How to Dockerize a Django Application

This is a step-by-step tutorial that details how to configure Django to run on Docker with MySQL. For production environments, we’ll add on Nginx and Gunicorn. We’ll also take a look at how to serve Django static and media files via Nginx.


  • docker/docker-compose installed
  • a bit of knowledge working with linux/unix systems

Step 1

Create new project

$ mkdir django-deploy-docker && cd django-deploy-docker
$ mkdir app && cd app
$ python3.8 -m venv env
$ source env/bin/activate
(env)$ pip install django==3.0.7
(env)$ startproject testapp .
(env)$ python migrate
(env)$ python runserver

pip freeze > requirements.txt

modify your application to allow it to read the information directly from the environment this will help you manage deployment on multiple sites without having to rebuild the image. For this use environs

modify your to

For testing create a .env file with the following parameters


Step 2 [ Setting Up Dockerfile]

First, we need to have a docker image that includes our project in order to achieve the deployment. So for that, we need a docker file that will do this for us. So here’s the docker file that will do the trick for us

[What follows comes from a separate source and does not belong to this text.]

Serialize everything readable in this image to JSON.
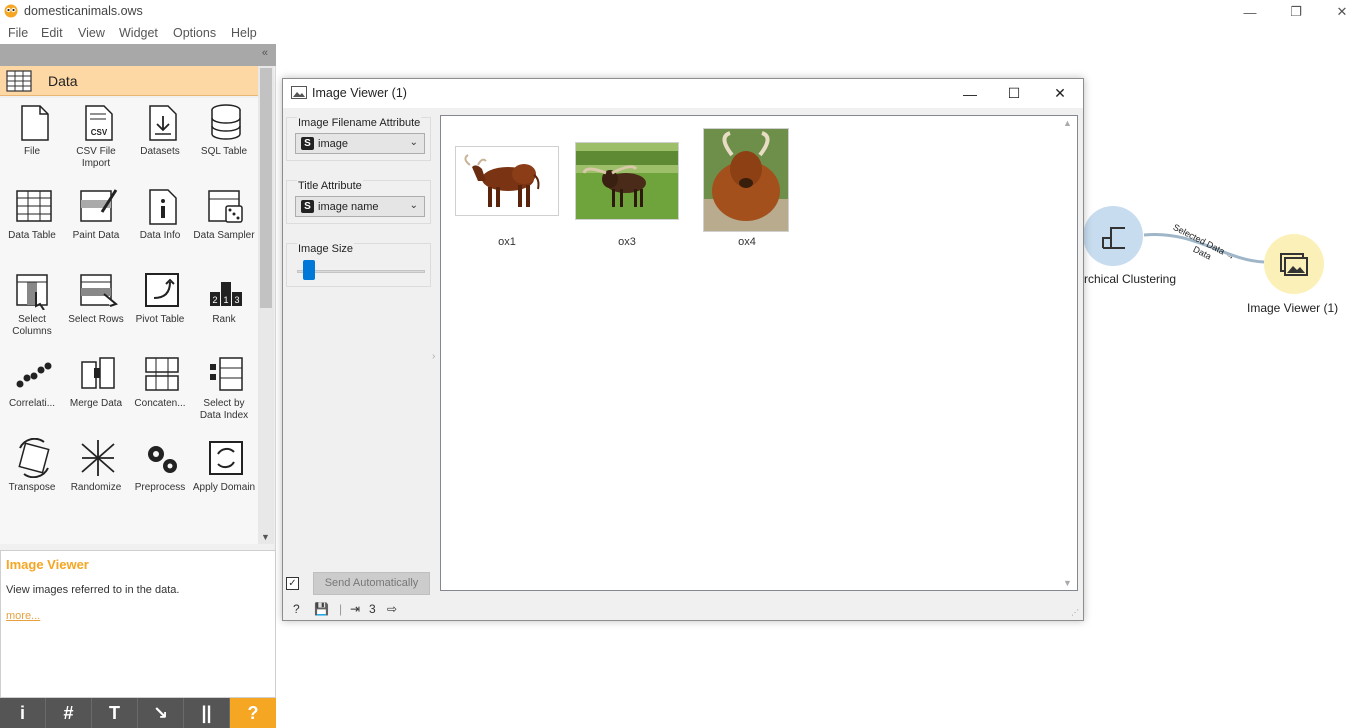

# pull the official base image
# run app settings
FROM python:3.7.4-alpine
# set work directory
WORKDIR /usr/src/app
# set environment variables
# Set up packages required for mysql connector
RUN apk add –update –no-cache mariadb-connector-c-dev \
       && apk add –no-cache –virtual .build-deps \
       mariadb-dev \
       gcc \
       musl-dev \
       && pip install mysqlclient==1.4.2.post1 \
       && apk del .build-deps \
       && apk add libffi-dev openssl-dev libgcc
RUN apk add python python-dev py2-pip autoconf automake g++ make –no-cache
RUN apk add –no-cache jpeg-dev zlib-dev
RUN apk add gcc musl-dev
# pre install dependencies
RUN pip install –upgrade pip gunicorn
RUN pip install bcrypt==3.1.2
RUN pip install environs
COPY ./requirements.txt /usr/src/app/requirements.txt
# Install all packaged
RUN pip install -r requirements.txt
# copy
COPY ./ /usr/src/app/
# copy project
COPY . /usr/src/app/
# Give Permission and make executable
RUN chmod 755 /usr/src/app/
RUN [“chmod”, “+x”, “/usr/src/app/”]
# run
ENTRYPOINT [“/usr/src/app/”]

Step 3 [ Nginx Config ]

Nginx is used as a proxy and exposes the application assets to the outside network.

create an nginx folder, this will hold server configs and files.The final structure is as below

├── app
│ ├── Dockerfile
│ ├──
│ ├──
│ ├── requirements.txt
│ ├── static
│ ├── testapp
│ └── web
├── docker-compose.yml
├── mysql
│ └── init.sql
├── nginx
│ ├── Dockerfile
│ └── nginx.conf

Within the nginx folder create a nginx.conf file and add the following

upstream appsite {
          server web:3762;
server {
          listen 80;
          client_max_body_size 14M;
          location / {
               proxy_pass http://appsite;
               proxy_set_header X-Forwarded-For $proxy_add_x_forwarded_for;
               proxy_set_header Host $host;
               proxy_redirect off;
          location /static/ {
                alias /usr/src/app/static/;
          location /media/ {
                alias /usr/src/app/media/;

Create a docker file to define set up of the proxy image

FROM nginx:1.17.2-alpine

RUN rm /etc/nginx/conf.d/default.conf

COPY ./nginx.conf /etc/nginx/conf.d

Step 4 [ Deployment ]

For this step, you need to have both docker and docker-compose installed on your server or local computer.

You can find the tutorial on docker windows, docker mac, docker linux (Debian and Ubuntu) and docker-compose.

Create your MySQL folder within your project with init.sql file to create tables within the DB image.

define your docker-compose orchestration (docker-compose.yml)

If all this is set up then navigate to your project folder within your specific CLI and run

docker-compose up -d --build

the above command will build and deploy the image to the defined stack, once the container is up and running open http://{ your-ip }:1338/ to access your application

Note: Remember to run collectstatic command on your django project so as to generate all static files. This is because Nginx has an alias /static that points to the static folder within your app. This requires the folder to contain all your statically generated files beforehand.
Alternatively you can embed a RUN function within your Dockerfile so that all static files are automatically generated everytime the image is built.


In this tutorial, we walked through how to containerize a Django web application with MySQL for development. We also created a production-ready Docker Compose file that adds Gunicorn and Nginx into the mix to handle static and media files. You can now test out a production setup locally.

For an actual production deployment site:

  • You may want to use a fully managed database service — like RDS or Cloud SQL — rather than managing your own MySQL instance within a container.
  • Non-root user for the db and nginx services

To help you manage your docker environment you can install Portainer a Docker GUI management center.

To get you started find the Full project on this @

You May Also Like